Following the ugly incident that took place in Charlottesville, Virginia, this past weekend, an unruly mob took out its anger on a century-old statue in North Carolina. It is a perfect example of how tribal and identity politics are raging out of control in America, and how radicals will continue to ratchet up their tactics to match one another.
While the media spent its time connecting riots to the political right, the hard left continued to step up its tactics to promote social discord, as it has been doing for years.
On Monday afternoon, a crowd of people in an “Emergency Durham Protest” marched down Durham’s Main Street, then made its way to the Durham County Courthouse.

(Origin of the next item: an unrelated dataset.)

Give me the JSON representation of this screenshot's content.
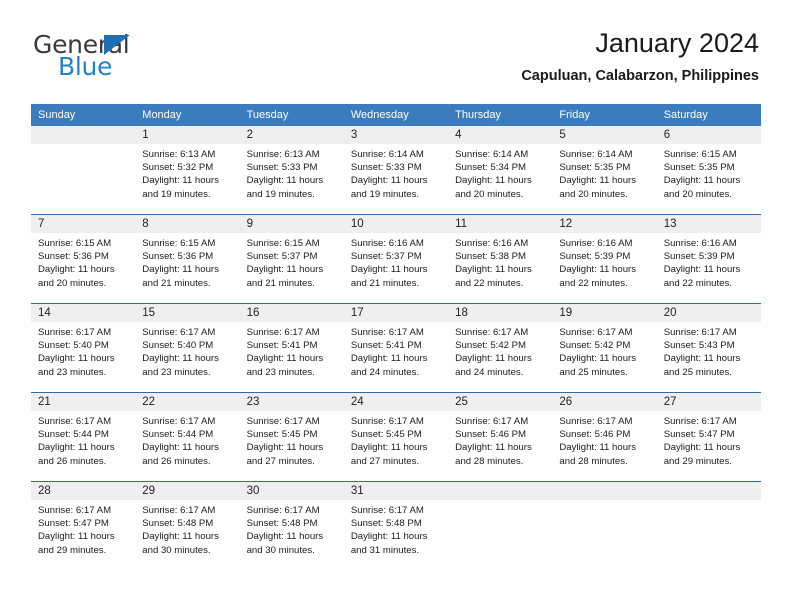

The Herald Sun reported that organizations like the “Triangle People’s Assembly, Workers World Party, Industrial Workers of the World, Democratic Socialists of America, and the Antifa movement” were at the rally.
One of the participants, Eva Panjwani of the Workers World Party Durham, said in an interview:
This is really an opportunity, this moment of Charlottesville, to see what side of history we are choosing to side with. This is not a call to make someone to feel guilty or ashamed. This is a call to say this is an ask from people of color to say which side are you on.
“We need to shun passive, white liberalism,” Panjwani said.
The larger group was comprised of people demonstrating with various left-wing slogans such as a “No Trump, No KKK, No Racist USA” banner, pro-socialist Che Guevara shirts, and numerous odes to abolishing capitalism. One individual held a sign that said, “Cops and clan go hand in hand,” as the group marched past police officers.
The crowd gathered in front of the courthouse and decided to target a statue that was created in memoriam to “the boys who wore the gray.” That is, the North Carolina soldiers who fought for the Confederate Army in the Civil War.
The rage-filled protesters tore down the statue and proceeded to kick and desecrate it. The surging mass of people hooted and hollered as individuals took turns spitting on and flipping off the generic visage of a young Southern soldier.
The act of vandalism continued unabated, as authorities stood by and watched. Durham Police put out a statement saying that they did not interfere with the toppling because it happened on “county property, where county law enforcement officials were staffed.”
In the aftermath, some of the protesters took pictures in front of the crumpled-up bronze statue that had been pulverized in the fall.
Targeting this statue was seemingly an odd choice. It portrayed no individual specifically and was erected as a tribute in 1924 to the young boys, by that time old men, who had donned the uniform of the failed Confederate rebellion.
However, the attack was fitting as a mirror to the “alt-right” march that had taken place at the foot of a Gen. Robert E. Lee statue in Charlottesville. The individuals portrayed by the monuments were simply irrelevant.
This isn’t a battle over ideas or the Confederacy’s place in American history, it’s sheer and mindless identity politics.
American towns and cities are now increasingly being besieged by agitators who flaunt the law, direct their hate toward fellow citizens, and openly attack the crucial principles at the heart of the American way of life. The resounding message that these events send is that in 2017, it’s impossible for this country to accept people of different creeds and points of views. You are either on the “right side of history,” as President Barack Obama said, or you are on the wrong side. The narrative is increasingly join us, or be crushed.
Perhaps the protesters should pay more attention to what happened in our Civil War, which claimed more lives than all of our other wars combined. Perhaps they should study the leaders who, however imperfectly, tried to bind regions and people together to move on from a civil feud that pitted brother against brother and American against American. And perhaps they should have studied the people, like Lee and President Abraham Lincoln, who tried to piece the shattered puzzle of American nationhood back together.
Alas, those concepts were lost in a sordid trampling of an old, barely noticed statue. Unless leaders pay increased devotion to denouncing and taking action against these lawless demonstrations, mob rule is here to stay.
ABOUT THE AUTHOR: Jarrett Stepman/ @JarrettStepman
Jarrett Stepman is an editor for The Daily Signal. Send an email to Jarrett.